Hip endoprosthesis surgery is a replacement of the dysfunctional joint with an artificial one. Often, the hip is damaged as the result of an illness or injury. In such cases, joint replacement is the best solution to restore its function.
This operation is widely used around the world, because it allows patients quickly to return to their normal life and to lead an active lifestyle without suffering from accompanying joint pain. The main indications for hip replacement are various traumatic lesions of the hip joint, rheumatoid arthritis and osteoarthritis, ankylosing spondylitis, infections or other types of lesions of femoral head etc.
Of course, the hip joint is one of the most important joints of the human locomotor system. It belongs to a group of joints of the globular type, bears a large load, and performs a significant amount of work, including flexion, extension and abduction, as well as inside and outside movements. The joint includes a femoral head and a ligament that connects it with the acetabulum.
From the standpoint of physics, the hip joint functions because the head of the femur is situated on the long bone that fits into the acetabulum, a socket located in a complex of pelvic bones. To ensure smooth movements, the acetabulum is filled with a special adipose tissue, and smooth motion of the femoral head in the cavity is ensured by the presence of a special soft cartilage that forms a kind of shell around the head. In addition, the whole structure of the joint is immersed in a fibrous capsule, stabilized by strong ligaments. Finally, the entire capsule is covered by another special envelope that includes an additional adipose pad. The lower area of the joint has a special slot through which an additional ligament and a collection of blood vessels, feeding the joint, enter. Within the hip joint there are a number of small, strengthening ligaments, which enable the normal functioning of the joint. In intact and healthy joints, all the surfaces (the cavity and the femoral head) are covered with a special soft cartilage that provides soft movements and acts as a shock absorber for all kinds of human movements in a vertical position.
One of the most common types of disease, which brings significant discomfort and pain in the hip joint, is the destruction or degradation of the joint cartilage: coxarthrosis or osteoarthritis. These diseases are considered to have a slow and chronic course, and they usually lead to a gradual degradation of the hip joint function, and possibly other joints.
Typically, the disease is characterized by periods of inflammation of different continuation, which are normally accompanied by moderate or severe pain in the joints. Patients usually seek medical attention during such periods of exacerbation. The main complaints are pain in the side or groin, in the front of the thighs or in the knee, pain in an upright or sitting position, walking and so on.

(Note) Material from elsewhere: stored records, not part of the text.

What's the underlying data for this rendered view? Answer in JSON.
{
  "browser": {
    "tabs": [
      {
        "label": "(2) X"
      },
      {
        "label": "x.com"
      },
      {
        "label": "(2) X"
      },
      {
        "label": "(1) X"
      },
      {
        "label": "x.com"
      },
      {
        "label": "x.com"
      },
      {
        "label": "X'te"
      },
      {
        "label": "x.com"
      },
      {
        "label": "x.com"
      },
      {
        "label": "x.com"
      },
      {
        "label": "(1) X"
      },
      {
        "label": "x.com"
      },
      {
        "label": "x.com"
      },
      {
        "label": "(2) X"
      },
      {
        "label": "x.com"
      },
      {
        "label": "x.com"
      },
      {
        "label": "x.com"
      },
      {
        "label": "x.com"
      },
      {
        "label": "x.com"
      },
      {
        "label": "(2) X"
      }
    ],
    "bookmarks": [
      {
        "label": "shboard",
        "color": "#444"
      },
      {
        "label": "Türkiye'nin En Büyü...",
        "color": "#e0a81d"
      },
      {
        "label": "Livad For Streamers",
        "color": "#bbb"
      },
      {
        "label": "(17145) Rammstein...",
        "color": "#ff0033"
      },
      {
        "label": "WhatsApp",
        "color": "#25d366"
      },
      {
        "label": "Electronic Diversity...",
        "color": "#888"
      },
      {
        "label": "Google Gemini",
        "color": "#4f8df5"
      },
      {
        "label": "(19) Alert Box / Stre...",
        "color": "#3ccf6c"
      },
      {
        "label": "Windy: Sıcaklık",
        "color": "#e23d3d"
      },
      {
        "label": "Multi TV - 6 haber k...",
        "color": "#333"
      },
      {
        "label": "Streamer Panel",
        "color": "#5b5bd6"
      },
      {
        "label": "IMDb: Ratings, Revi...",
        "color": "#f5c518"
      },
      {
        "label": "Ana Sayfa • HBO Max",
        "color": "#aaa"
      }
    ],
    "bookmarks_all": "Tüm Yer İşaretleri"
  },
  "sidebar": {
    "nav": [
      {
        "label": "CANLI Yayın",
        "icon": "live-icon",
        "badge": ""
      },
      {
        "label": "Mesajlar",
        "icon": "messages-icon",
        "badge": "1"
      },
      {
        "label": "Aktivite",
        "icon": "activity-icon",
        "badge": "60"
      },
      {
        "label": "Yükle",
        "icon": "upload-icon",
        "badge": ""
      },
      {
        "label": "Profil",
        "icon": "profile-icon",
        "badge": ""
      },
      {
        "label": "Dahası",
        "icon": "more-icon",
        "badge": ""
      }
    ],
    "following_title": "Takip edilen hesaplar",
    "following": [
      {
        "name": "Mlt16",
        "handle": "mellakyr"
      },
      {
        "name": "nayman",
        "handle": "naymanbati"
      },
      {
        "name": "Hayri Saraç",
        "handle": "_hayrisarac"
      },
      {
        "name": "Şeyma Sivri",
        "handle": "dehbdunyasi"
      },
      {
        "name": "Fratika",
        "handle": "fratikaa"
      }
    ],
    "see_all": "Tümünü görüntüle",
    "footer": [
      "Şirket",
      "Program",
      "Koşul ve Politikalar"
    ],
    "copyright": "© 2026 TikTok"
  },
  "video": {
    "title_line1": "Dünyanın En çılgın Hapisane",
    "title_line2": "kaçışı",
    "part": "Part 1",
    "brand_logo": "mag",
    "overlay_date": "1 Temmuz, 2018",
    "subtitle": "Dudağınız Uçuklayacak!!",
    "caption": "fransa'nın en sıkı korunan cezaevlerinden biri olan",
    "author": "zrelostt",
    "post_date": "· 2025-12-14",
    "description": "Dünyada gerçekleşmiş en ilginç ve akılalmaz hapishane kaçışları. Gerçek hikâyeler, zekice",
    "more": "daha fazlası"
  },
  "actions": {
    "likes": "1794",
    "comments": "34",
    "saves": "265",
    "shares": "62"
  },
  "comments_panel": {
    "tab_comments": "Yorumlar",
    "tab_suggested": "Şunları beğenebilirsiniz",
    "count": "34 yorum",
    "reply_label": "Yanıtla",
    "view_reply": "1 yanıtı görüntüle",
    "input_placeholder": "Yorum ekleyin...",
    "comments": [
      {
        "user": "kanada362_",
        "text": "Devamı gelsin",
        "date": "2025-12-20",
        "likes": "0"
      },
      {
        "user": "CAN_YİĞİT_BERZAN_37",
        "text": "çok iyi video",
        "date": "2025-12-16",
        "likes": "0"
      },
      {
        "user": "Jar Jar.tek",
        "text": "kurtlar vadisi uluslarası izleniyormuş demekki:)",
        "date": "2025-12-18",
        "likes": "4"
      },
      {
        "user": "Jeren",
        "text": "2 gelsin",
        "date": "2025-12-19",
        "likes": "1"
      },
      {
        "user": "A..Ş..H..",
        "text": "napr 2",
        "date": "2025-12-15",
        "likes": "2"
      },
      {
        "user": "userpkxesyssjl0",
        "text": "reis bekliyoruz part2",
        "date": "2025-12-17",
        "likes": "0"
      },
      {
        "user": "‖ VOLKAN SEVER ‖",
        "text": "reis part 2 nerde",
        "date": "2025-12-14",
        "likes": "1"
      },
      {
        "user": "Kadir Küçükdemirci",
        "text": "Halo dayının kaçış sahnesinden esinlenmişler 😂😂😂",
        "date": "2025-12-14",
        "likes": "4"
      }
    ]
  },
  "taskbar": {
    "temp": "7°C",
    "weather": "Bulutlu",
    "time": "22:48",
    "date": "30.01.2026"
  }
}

Diseases associated with impaired hip joints often occur by patients over 60-65 years. In addition to age-related changes and the overall aging of the body, causing problems with the hip joint, a variety of fractures, injuries, arthritis and circulatory disorders of the joint can also be responsible for the symptoms. To decide whether to conduct a hip endoprosthesis operation, your physician has to consider a wide range of factors, such as age and overall health condition, the frequency and severity of pain in the joints, physical changes in the structure of the joint, and so on.

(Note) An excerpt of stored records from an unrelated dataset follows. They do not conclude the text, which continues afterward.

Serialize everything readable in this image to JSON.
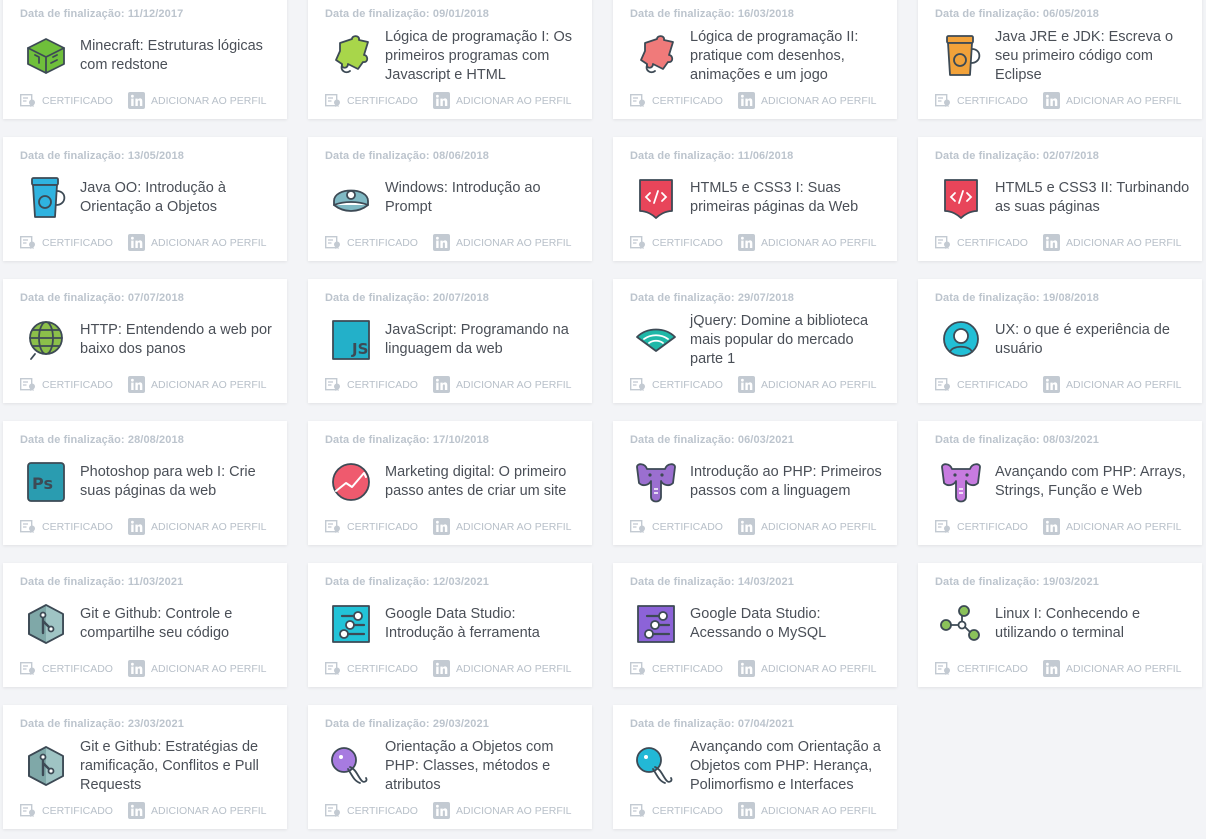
{
  "date_prefix": "Data de finalização:",
  "certificate_label": "CERTIFICADO",
  "profile_label": "ADICIONAR AO PERFIL",
  "courses": [
    {
      "date": "11/12/2017",
      "title": "Minecraft: Estruturas lógicas com redstone",
      "icon": "minecraft-icon",
      "color": "#6fbf3b"
    },
    {
      "date": "09/01/2018",
      "title": "Lógica de programação I: Os primeiros programas com Javascript e HTML",
      "icon": "puzzle-icon",
      "color": "#a8d64a"
    },
    {
      "date": "16/03/2018",
      "title": "Lógica de programação II: pratique com desenhos, animações e um jogo",
      "icon": "puzzle-icon",
      "color": "#f07a7a"
    },
    {
      "date": "06/05/2018",
      "title": "Java JRE e JDK: Escreva o seu primeiro código com Eclipse",
      "icon": "coffee-cup-icon",
      "color": "#f2a23a"
    },
    {
      "date": "13/05/2018",
      "title": "Java OO: Introdução à Orientação a Objetos",
      "icon": "coffee-cup-icon",
      "color": "#2fb3e0"
    },
    {
      "date": "08/06/2018",
      "title": "Windows: Introdução ao Prompt",
      "icon": "cap-icon",
      "color": "#7fb9c4"
    },
    {
      "date": "11/06/2018",
      "title": "HTML5 e CSS3 I: Suas primeiras páginas da Web",
      "icon": "code-page-icon",
      "color": "#e8455a"
    },
    {
      "date": "02/07/2018",
      "title": "HTML5 e CSS3 II: Turbinando as suas páginas",
      "icon": "code-page-icon",
      "color": "#e8455a"
    },
    {
      "date": "07/07/2018",
      "title": "HTTP: Entendendo a web por baixo dos panos",
      "icon": "globe-icon",
      "color": "#8bbf4a"
    },
    {
      "date": "20/07/2018",
      "title": "JavaScript: Programando na linguagem da web",
      "icon": "js-icon",
      "color": "#23b0c9"
    },
    {
      "date": "29/07/2018",
      "title": "jQuery: Domine a biblioteca mais popular do mercado parte 1",
      "icon": "wifi-fan-icon",
      "color": "#1fb8a8"
    },
    {
      "date": "19/08/2018",
      "title": "UX: o que é experiência de usuário",
      "icon": "user-circle-icon",
      "color": "#22bfd6"
    },
    {
      "date": "28/08/2018",
      "title": "Photoshop para web I: Crie suas páginas da web",
      "icon": "photoshop-icon",
      "color": "#2a9cb0"
    },
    {
      "date": "17/10/2018",
      "title": "Marketing digital: O primeiro passo antes de criar um site",
      "icon": "chart-circle-icon",
      "color": "#ef5a6e"
    },
    {
      "date": "06/03/2021",
      "title": "Introdução ao PHP: Primeiros passos com a linguagem",
      "icon": "elephant-icon",
      "color": "#9b6fd0"
    },
    {
      "date": "08/03/2021",
      "title": "Avançando com PHP: Arrays, Strings, Função e Web",
      "icon": "elephant-icon",
      "color": "#c77be0"
    },
    {
      "date": "11/03/2021",
      "title": "Git e Github: Controle e compartilhe seu código",
      "icon": "git-icon",
      "color": "#7fa8a8"
    },
    {
      "date": "12/03/2021",
      "title": "Google Data Studio: Introdução à ferramenta",
      "icon": "data-studio-icon",
      "color": "#22c3d8"
    },
    {
      "date": "14/03/2021",
      "title": "Google Data Studio: Acessando o MySQL",
      "icon": "data-studio-icon",
      "color": "#8c63d8"
    },
    {
      "date": "19/03/2021",
      "title": "Linux I: Conhecendo e utilizando o terminal",
      "icon": "network-icon",
      "color": "#8bc25a"
    },
    {
      "date": "23/03/2021",
      "title": "Git e Github: Estratégias de ramificação, Conflitos e Pull Requests",
      "icon": "git-icon",
      "color": "#7fa8a8"
    },
    {
      "date": "29/03/2021",
      "title": "Orientação a Objetos com PHP: Classes, métodos e atributos",
      "icon": "elephant-head-icon",
      "color": "#a77be0"
    },
    {
      "date": "07/04/2021",
      "title": "Avançando com Orientação a Objetos com PHP: Herança, Polimorfismo e Interfaces",
      "icon": "elephant-head-icon",
      "color": "#22b8d6"
    }
  ]
}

Artificial hip joints are made of special, high-strength materials that correspond to very high requirements of compatibility with the patient''s body and absence of hazaradous elements. In particular, the surfaces of artificial hip joints that move in the process of human activity are regularly subjected to friction. Thus, these once are made only from certain metal alloys, special polymers or ceramics.
It is acceptable for the friction surfaces that have contact with other surfaces to be metal-metal, metal-plastic, or ceramics-ceramics. According to physicians'' estimates, the best and most widely used joint replacement is a pair of "plastic-metal" pieces that can provide excellent and long-term joint function, even though it has a significant drawback — rapid erosion of the plastic. During physical activity, plastic particles fall into the joint tissue and lead to a significant loosening of the joint. This, in turn, creates the need for a repeated surgical intervention. In this context, a pair of "ceramic-ceramics" may seem preferable, but they are used much less frequently, since this material is characterized by its lower strength and difficulty in manufacturing. More often, the replacement joint will be metal to metal with low wear-and-tear and relatively high strength characterisitcs. A metal prosthesis may work without replacement about 20 years.
About 95% of these operations are successful, and the implanted hip joint functions normally during the whole period. As a rule, after a few months, the patient returns to his/her previous level of activity. In many cases, the full recovery is possible, and people can even do active sports. During the recovery period, however, it is very important to avoid lifting heavy loads, jumping or any sudden movements.
Artificial hips, of course, are subject to wear, so how long the prosthesis will last depends upon many factors: for example, the quality of the prosthesis, the quality of the operation for its installation, and how well the patient follows all the rules and guidelines during the rehabilitation period. It is believed that young people are more active than older patients, so young people often wear out a prosthesis sooner than old people.
According to the statistics, 95% of hip replacements serve around 15-20 years, before a significant loosening or mechanical destruction of the prosthesis. After that, the joint starts to hurt. In such cases, a second surgery, known as auditing, is performed. During auditing, the old prosthesis is removed and a new one is installed.